The nation’s eight largest and most complex banks will be required to provide information about their response to events surrounding the coronavirus (COVID-19) in “targeted” resolution plans due to the Federal Reserve and Federal Deposit Insurance Corp. (FDIC) by July 1, 2021.
The two agencies, in an announcement Wednesday, said they had provided the information needed in the targeted plans. The targeted plans, provided for under rule changes adopted late last year, are a subset of a full resolution plan, or “living will,” describing the firms’ strategy for rapid and orderly resolution in bankruptcy should they experience material financial distress or failure.
The 2021 targeted plans will be the first such plans required under last year’s final rule.
As the agencies explained in their letters this week to covered institutions, the targeted plan must include core elements of a firm’s resolution plan – such as capital, liquidity, and recapitalization strategies – and show how the firm has integrated changes to and lessons learned from its response to the coronavirus into its resolution planning process.

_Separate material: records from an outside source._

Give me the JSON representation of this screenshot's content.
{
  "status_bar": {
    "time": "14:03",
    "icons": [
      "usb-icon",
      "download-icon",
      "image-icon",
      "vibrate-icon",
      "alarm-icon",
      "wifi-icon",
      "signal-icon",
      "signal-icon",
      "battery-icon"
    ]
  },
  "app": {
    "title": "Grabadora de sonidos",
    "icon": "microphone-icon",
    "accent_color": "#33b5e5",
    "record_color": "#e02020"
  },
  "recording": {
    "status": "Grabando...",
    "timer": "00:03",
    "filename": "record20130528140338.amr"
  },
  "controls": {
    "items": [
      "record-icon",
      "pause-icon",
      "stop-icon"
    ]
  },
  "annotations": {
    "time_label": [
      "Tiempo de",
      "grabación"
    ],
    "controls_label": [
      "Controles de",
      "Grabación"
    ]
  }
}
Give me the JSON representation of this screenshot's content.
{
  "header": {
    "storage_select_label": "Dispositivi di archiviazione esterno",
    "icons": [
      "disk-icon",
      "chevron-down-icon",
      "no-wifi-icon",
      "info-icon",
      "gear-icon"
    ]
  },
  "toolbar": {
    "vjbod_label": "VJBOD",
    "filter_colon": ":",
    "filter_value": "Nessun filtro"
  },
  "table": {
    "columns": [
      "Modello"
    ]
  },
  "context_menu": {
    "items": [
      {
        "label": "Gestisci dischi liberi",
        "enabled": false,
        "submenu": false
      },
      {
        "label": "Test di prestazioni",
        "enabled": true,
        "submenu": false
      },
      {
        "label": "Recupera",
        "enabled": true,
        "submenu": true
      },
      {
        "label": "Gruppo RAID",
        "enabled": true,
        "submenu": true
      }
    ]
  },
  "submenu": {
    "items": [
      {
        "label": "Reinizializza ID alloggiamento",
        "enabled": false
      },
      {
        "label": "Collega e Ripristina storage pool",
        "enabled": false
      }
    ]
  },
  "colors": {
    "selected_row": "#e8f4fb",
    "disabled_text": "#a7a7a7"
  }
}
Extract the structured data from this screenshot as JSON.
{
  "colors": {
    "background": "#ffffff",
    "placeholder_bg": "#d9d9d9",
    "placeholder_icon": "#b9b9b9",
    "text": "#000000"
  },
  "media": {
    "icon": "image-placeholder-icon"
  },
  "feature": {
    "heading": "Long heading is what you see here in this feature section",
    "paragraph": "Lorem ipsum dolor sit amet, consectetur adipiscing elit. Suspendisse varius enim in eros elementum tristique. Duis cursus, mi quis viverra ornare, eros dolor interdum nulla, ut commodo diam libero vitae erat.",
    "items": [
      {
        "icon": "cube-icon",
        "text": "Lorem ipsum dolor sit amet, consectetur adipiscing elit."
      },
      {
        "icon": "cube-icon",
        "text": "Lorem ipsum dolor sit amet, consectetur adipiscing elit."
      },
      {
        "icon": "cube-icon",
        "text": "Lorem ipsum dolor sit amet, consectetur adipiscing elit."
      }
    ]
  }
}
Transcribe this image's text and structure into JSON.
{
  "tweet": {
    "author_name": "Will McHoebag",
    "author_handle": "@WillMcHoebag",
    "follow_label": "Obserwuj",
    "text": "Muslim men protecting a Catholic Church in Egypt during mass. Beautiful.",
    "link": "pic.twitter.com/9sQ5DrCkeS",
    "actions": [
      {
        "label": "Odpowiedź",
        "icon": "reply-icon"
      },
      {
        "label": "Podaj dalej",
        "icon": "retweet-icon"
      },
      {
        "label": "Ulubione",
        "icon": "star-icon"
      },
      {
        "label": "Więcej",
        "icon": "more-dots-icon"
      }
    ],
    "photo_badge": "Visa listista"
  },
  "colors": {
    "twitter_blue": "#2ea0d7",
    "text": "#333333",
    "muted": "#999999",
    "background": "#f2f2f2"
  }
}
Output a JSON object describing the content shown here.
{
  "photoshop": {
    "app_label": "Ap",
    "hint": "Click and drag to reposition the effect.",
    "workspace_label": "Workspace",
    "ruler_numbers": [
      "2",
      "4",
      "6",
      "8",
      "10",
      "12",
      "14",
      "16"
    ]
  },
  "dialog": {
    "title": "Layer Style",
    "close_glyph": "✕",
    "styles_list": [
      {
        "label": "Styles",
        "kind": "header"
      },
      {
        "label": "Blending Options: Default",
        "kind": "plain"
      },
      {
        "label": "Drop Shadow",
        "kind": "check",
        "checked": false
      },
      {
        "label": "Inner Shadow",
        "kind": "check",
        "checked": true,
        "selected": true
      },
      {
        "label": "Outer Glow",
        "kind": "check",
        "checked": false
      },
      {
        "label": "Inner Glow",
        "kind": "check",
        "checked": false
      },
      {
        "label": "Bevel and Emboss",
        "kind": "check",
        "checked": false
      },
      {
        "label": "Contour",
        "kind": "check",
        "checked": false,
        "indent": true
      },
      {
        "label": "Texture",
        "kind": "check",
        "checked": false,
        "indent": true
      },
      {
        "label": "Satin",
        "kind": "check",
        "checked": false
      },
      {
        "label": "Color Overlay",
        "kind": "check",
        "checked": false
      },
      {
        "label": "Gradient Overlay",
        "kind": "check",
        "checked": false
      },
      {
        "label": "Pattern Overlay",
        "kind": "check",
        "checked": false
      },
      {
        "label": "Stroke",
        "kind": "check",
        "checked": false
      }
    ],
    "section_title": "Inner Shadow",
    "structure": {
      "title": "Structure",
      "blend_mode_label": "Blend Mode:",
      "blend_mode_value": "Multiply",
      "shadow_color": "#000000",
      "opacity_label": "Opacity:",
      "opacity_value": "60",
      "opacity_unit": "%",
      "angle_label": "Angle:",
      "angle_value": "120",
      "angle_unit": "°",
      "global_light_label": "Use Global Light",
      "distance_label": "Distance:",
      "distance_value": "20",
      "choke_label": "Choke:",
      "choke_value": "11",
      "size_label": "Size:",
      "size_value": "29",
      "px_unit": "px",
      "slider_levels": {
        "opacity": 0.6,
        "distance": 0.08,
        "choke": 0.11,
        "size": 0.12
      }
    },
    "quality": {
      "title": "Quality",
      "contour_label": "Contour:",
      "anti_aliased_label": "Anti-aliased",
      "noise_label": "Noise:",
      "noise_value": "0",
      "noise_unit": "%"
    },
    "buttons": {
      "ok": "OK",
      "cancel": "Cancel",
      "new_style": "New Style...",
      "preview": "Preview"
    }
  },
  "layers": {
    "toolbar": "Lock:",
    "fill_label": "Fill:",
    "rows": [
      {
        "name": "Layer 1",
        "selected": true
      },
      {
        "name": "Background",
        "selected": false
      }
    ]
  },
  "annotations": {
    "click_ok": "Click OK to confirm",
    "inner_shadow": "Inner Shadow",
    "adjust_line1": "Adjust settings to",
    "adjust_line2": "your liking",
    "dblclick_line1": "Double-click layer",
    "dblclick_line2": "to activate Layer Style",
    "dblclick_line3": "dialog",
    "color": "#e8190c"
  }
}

Last year, regulators found shortcomings in the full resolution plans of Bank of America, Bank of New York Mellon, Citigroup, Morgan Stanley, State Street, and Wells Fargo. (Examples included measures of capital and liquidity at relevant subsidiaries.) The letters issued this week let certain unnamed banks (or bank) know that their action plan submitted this March addressing those shortcomings were “making progress.” Any remaining shortcomings would be reviewed in connection with review of the 2021 “targeted” plan, they said. (The plans of the other two banks in last year’s process – Goldman Sachs and J.P. Morgan Chase – exhibited no shortcomings, the agencies said then.)
Separately from the resolution plans, the FDIC and Fed this week said they also recently completed a review of “critical operations,” which are operations at certain firms whose failure or discontinuance would threaten U.S. financial stability, and informed the firms of their findings. The regulators said they plan to complete another such review by July 2022 that will include a “further, broader evaluation of the framework used to identify critical operations.”